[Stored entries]
*** Block opens ***

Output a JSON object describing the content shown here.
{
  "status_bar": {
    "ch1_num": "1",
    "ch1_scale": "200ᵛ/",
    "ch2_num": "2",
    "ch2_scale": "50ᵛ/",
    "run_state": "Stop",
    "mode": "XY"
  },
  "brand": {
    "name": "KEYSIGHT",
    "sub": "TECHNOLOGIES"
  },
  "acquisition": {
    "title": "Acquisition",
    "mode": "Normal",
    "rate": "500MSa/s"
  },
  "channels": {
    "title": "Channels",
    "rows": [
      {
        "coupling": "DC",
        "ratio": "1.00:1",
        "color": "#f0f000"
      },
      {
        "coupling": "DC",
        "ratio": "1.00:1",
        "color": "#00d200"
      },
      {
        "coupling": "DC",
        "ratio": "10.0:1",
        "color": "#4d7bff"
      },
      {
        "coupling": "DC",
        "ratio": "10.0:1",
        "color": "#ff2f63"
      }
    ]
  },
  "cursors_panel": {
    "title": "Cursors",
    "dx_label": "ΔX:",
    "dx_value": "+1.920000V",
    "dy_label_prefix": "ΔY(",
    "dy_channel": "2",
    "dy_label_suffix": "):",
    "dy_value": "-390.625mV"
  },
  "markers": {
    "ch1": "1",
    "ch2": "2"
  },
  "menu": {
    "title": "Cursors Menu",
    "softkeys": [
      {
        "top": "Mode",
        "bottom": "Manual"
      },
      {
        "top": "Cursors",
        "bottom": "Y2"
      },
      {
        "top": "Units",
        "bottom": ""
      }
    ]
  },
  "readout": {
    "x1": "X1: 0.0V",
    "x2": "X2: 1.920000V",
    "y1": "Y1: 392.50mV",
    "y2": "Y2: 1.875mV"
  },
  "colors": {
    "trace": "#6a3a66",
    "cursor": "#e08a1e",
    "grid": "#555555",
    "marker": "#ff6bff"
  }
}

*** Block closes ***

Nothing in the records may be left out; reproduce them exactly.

**ANSWER**
Output a JSON object describing the content shown here.
{
  "status_bar": {
    "ch1_num": "1",
    "ch1_scale": "200ᵛ/",
    "ch2_num": "2",
    "ch2_scale": "50ᵛ/",
    "run_state": "Stop",
    "mode": "XY"
  },
  "brand": {
    "name": "KEYSIGHT",
    "sub": "TECHNOLOGIES"
  },
  "acquisition": {
    "title": "Acquisition",
    "mode": "Normal",
    "rate": "500MSa/s"
  },
  "channels": {
    "title": "Channels",
    "rows": [
      {
        "coupling": "DC",
        "ratio": "1.00:1",
        "color": "#f0f000"
      },
      {
        "coupling": "DC",
        "ratio": "1.00:1",
        "color": "#00d200"
      },
      {
        "coupling": "DC",
        "ratio": "10.0:1",
        "color": "#4d7bff"
      },
      {
        "coupling": "DC",
        "ratio": "10.0:1",
        "color": "#ff2f63"
      }
    ]
  },
  "cursors_panel": {
    "title": "Cursors",
    "dx_label": "ΔX:",
    "dx_value": "+1.920000V",
    "dy_label_prefix": "ΔY(",
    "dy_channel": "2",
    "dy_label_suffix": "):",
    "dy_value": "-390.625mV"
  },
  "markers": {
    "ch1": "1",
    "ch2": "2"
  },
  "menu": {
    "title": "Cursors Menu",
    "softkeys": [
      {
        "top": "Mode",
        "bottom": "Manual"
      },
      {
        "top": "Cursors",
        "bottom": "Y2"
      },
      {
        "top": "Units",
        "bottom": ""
      }
    ]
  },
  "readout": {
    "x1": "X1: 0.0V",
    "x2": "X2: 1.920000V",
    "y1": "Y1: 392.50mV",
    "y2": "Y2: 1.875mV"
  },
  "colors": {
    "trace": "#6a3a66",
    "cursor": "#e08a1e",
    "grid": "#555555",
    "marker": "#ff6bff"
  }
}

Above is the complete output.